Your task: Exact copy, no pictures: reproduce every record below as it stands.

[Web page and app entries]
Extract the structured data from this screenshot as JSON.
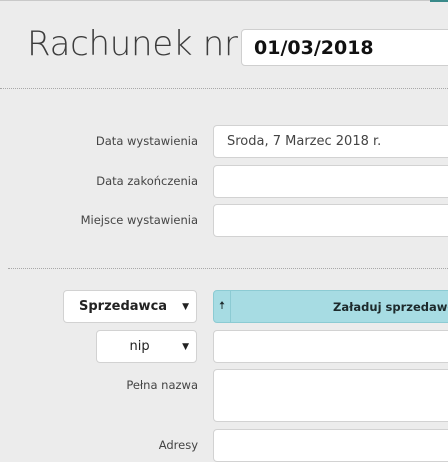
{
  "header": {
    "title": "Rachunek nr",
    "invoice_number": "01/03/2018"
  },
  "dates": {
    "issue_date_label": "Data wystawienia",
    "issue_date_value": "Środa, 7 Marzec 2018 r.",
    "end_date_label": "Data zakończenia",
    "end_date_value": "",
    "place_label": "Miejsce wystawienia",
    "place_value": ""
  },
  "seller": {
    "party_select_value": "Sprzedawca",
    "load_button_label": "Załaduj sprzedawcę",
    "load_icon": "arrow-up-icon",
    "id_type_select_value": "nip",
    "id_value": "",
    "full_name_label": "Pełna nazwa",
    "full_name_value": "",
    "address_label": "Adresy",
    "address_value": ""
  },
  "colors": {
    "background": "#ececec",
    "load_button_bg": "#a7dce3",
    "accent": "#3a8a8a"
  }
}
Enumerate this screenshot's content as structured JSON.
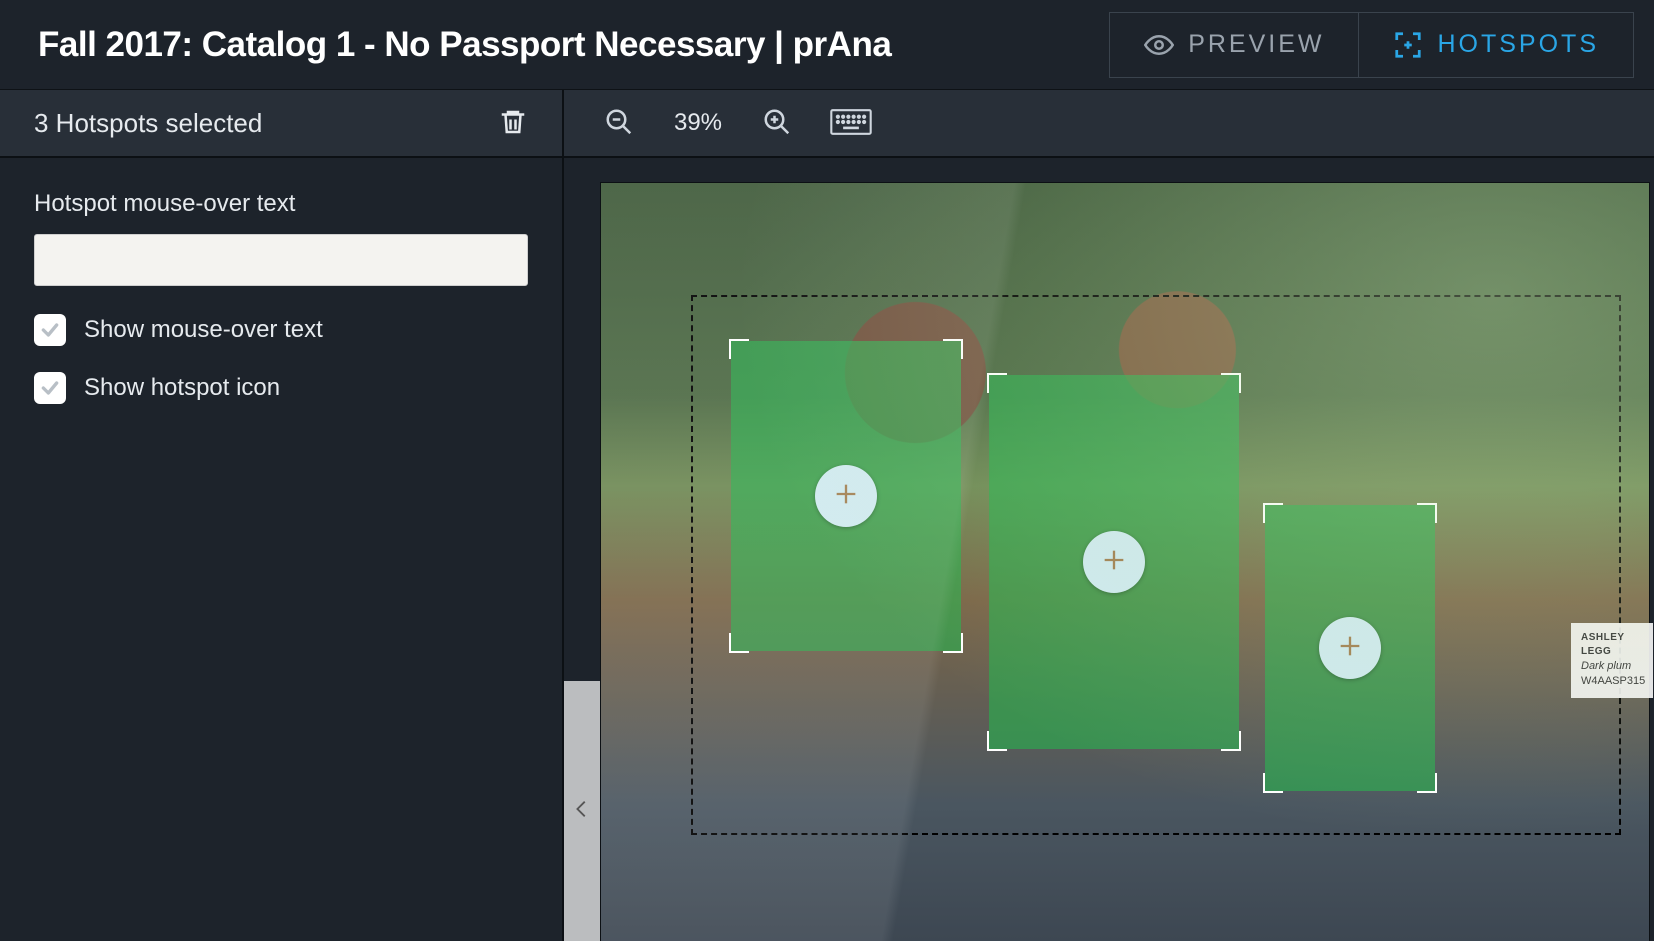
{
  "header": {
    "title": "Fall 2017: Catalog 1 - No Passport Necessary | prAna",
    "preview_label": "PREVIEW",
    "hotspots_label": "HOTSPOTS"
  },
  "sidebar": {
    "selection_text": "3 Hotspots selected",
    "mouseover_label": "Hotspot mouse-over text",
    "mouseover_value": "",
    "show_mouseover_label": "Show mouse-over text",
    "show_icon_label": "Show hotspot icon",
    "show_mouseover_checked": true,
    "show_icon_checked": true
  },
  "canvas": {
    "zoom_level": "39%",
    "product_label": {
      "name": "ASHLEY LEGG",
      "color": "Dark plum",
      "sku": "W4AASP315"
    }
  }
}
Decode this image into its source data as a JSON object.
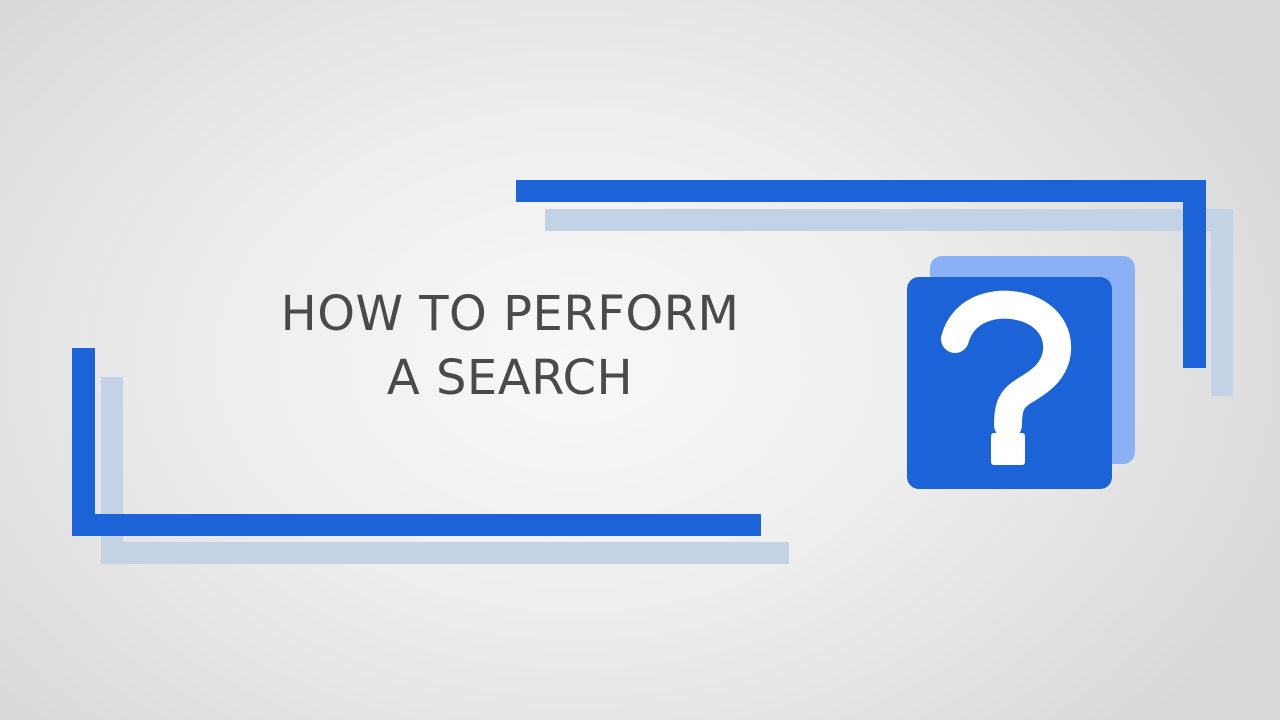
{
  "slide": {
    "title_line1": "HOW TO PERFORM",
    "title_line2": "A SEARCH"
  },
  "icons": {
    "help": "question-mark-icon"
  },
  "colors": {
    "primary": "#1c63d8",
    "shadow": "#c4d2e6",
    "light_square": "#8ab1f5",
    "icon_glyph": "#ffffff",
    "title_text": "#4a4a4a"
  }
}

Response for this exercise:
Extract the structured data from this screenshot as JSON.
{
  "header": {
    "title": "Rachunek nr",
    "invoice_number": "01/03/2018"
  },
  "dates": {
    "issue_date_label": "Data wystawienia",
    "issue_date_value": "Środa, 7 Marzec 2018 r.",
    "end_date_label": "Data zakończenia",
    "end_date_value": "",
    "place_label": "Miejsce wystawienia",
    "place_value": ""
  },
  "seller": {
    "party_select_value": "Sprzedawca",
    "load_button_label": "Załaduj sprzedawcę",
    "load_icon": "arrow-up-icon",
    "id_type_select_value": "nip",
    "id_value": "",
    "full_name_label": "Pełna nazwa",
    "full_name_value": "",
    "address_label": "Adresy",
    "address_value": ""
  },
  "colors": {
    "background": "#ececec",
    "load_button_bg": "#a7dce3",
    "accent": "#3a8a8a"
  }
}
Enumerate this screenshot's content as structured JSON.
{
  "header": {
    "title": "Fall 2017: Catalog 1 - No Passport Necessary | prAna",
    "preview_label": "PREVIEW",
    "hotspots_label": "HOTSPOTS"
  },
  "sidebar": {
    "selection_text": "3 Hotspots selected",
    "mouseover_label": "Hotspot mouse-over text",
    "mouseover_value": "",
    "show_mouseover_label": "Show mouse-over text",
    "show_icon_label": "Show hotspot icon",
    "show_mouseover_checked": true,
    "show_icon_checked": true
  },
  "canvas": {
    "zoom_level": "39%",
    "product_label": {
      "name": "ASHLEY LEGG",
      "color": "Dark plum",
      "sku": "W4AASP315"
    }
  }
}
Decode this image into its source data as a JSON object.
{
  "slide": {
    "title_line1": "HOW TO PERFORM",
    "title_line2": "A SEARCH"
  },
  "icons": {
    "help": "question-mark-icon"
  },
  "colors": {
    "primary": "#1c63d8",
    "shadow": "#c4d2e6",
    "light_square": "#8ab1f5",
    "icon_glyph": "#ffffff",
    "title_text": "#4a4a4a"
  }
}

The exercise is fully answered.